2-  I need to go to a new dentist. how can I find one?

Your best bet is always word of mouth. you should ask family, friends and colleagues for a recommendation. A reputable practice will offer a tour of the office. This is a good chance to meet the doctor and staff and to observe the physical settings. A progressive office will have a website, Facebook page, online reviews, blogs and etc. Also try to consider a few different practices before making a decision.

3-  How safe are dental X-rays?

Advances in dentistry over the years have lead to the low radiation levels emitted by dental X-rays. Some of the improvements are new digital X-ray machines that limit the radiation beam to the small area being X-rayed, higher speed X-ray films that require shorter exposure time compared with older film speeds to get the same results. In addition, federal law requires that X-ray machines be checked for accuracy and safety every two years, with some states requiring more frequent checks.

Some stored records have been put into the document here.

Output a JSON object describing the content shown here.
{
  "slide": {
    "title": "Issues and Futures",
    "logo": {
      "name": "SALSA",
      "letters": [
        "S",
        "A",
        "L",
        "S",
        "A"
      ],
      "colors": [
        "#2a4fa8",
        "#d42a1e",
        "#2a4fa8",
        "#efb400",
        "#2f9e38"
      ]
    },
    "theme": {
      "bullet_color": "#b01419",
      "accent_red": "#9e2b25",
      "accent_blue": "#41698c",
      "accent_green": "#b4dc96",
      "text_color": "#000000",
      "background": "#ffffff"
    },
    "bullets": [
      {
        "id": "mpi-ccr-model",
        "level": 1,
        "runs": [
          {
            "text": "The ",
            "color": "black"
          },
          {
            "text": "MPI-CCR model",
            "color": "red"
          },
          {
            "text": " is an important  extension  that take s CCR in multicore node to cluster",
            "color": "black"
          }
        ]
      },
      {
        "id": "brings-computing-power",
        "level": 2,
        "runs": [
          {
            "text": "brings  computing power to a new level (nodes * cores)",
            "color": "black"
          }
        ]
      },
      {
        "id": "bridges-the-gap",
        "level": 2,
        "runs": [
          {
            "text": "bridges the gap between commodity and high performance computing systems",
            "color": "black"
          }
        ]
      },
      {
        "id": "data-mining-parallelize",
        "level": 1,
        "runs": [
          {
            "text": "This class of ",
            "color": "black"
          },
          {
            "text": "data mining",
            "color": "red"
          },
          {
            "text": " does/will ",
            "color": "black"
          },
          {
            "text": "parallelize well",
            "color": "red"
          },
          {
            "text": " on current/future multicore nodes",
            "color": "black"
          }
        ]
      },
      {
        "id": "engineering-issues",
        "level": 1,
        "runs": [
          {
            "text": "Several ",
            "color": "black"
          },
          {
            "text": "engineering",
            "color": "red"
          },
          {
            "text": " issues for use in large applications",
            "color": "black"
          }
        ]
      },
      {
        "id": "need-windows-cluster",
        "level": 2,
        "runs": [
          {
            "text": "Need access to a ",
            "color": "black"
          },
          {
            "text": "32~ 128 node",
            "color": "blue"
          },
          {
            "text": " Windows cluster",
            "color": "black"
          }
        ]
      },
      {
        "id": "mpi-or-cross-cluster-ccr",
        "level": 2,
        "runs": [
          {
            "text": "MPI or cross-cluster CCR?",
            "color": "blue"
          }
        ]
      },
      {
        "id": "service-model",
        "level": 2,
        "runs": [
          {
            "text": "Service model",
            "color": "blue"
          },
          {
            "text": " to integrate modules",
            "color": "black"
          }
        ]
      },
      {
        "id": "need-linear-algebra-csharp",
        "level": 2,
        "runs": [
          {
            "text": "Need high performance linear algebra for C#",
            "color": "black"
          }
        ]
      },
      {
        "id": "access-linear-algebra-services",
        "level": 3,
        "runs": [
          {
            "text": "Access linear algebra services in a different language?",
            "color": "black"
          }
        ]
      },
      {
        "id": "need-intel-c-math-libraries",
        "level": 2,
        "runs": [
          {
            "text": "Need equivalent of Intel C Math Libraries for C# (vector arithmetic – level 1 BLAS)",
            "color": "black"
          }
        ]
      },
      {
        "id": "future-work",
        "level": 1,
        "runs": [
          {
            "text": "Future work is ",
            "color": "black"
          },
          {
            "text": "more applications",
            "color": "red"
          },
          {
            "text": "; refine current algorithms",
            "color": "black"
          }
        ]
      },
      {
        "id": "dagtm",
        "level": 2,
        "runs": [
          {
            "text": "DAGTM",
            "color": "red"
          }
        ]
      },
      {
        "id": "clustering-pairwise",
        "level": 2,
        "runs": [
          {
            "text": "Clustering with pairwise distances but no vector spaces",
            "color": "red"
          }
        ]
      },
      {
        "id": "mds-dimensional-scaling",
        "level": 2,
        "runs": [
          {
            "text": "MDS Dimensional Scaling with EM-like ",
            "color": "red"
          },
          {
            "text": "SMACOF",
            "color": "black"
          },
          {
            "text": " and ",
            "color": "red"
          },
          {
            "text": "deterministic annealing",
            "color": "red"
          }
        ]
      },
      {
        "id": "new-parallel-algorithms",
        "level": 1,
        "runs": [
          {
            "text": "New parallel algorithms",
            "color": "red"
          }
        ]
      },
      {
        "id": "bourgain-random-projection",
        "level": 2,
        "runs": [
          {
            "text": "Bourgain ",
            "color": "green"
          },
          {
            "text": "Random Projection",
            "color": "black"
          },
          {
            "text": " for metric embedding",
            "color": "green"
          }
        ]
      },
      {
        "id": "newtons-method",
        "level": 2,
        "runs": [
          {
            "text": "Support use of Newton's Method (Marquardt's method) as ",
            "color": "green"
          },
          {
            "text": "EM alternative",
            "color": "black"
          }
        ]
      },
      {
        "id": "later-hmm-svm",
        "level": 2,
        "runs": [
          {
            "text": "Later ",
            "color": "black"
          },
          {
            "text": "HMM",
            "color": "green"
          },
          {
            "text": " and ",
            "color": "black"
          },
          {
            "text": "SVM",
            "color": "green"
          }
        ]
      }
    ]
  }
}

4-  Should I be using a mouth rinse?

Using a fluoridated mouth rinse in conjunction with regular brushing and flossing is always a good idea. topical fluorides strengthen tooth structure and help in preventing cavities.

5- How important is it to floss?

In my experience there really is no substitute for regular flossing. If you are only brushing your teeth, then you are missing ~30% of tooth surfaces. These are the areas between the teeth that are constantly exposed to plaque. Lack of flossing can lead to gum disease and cavities.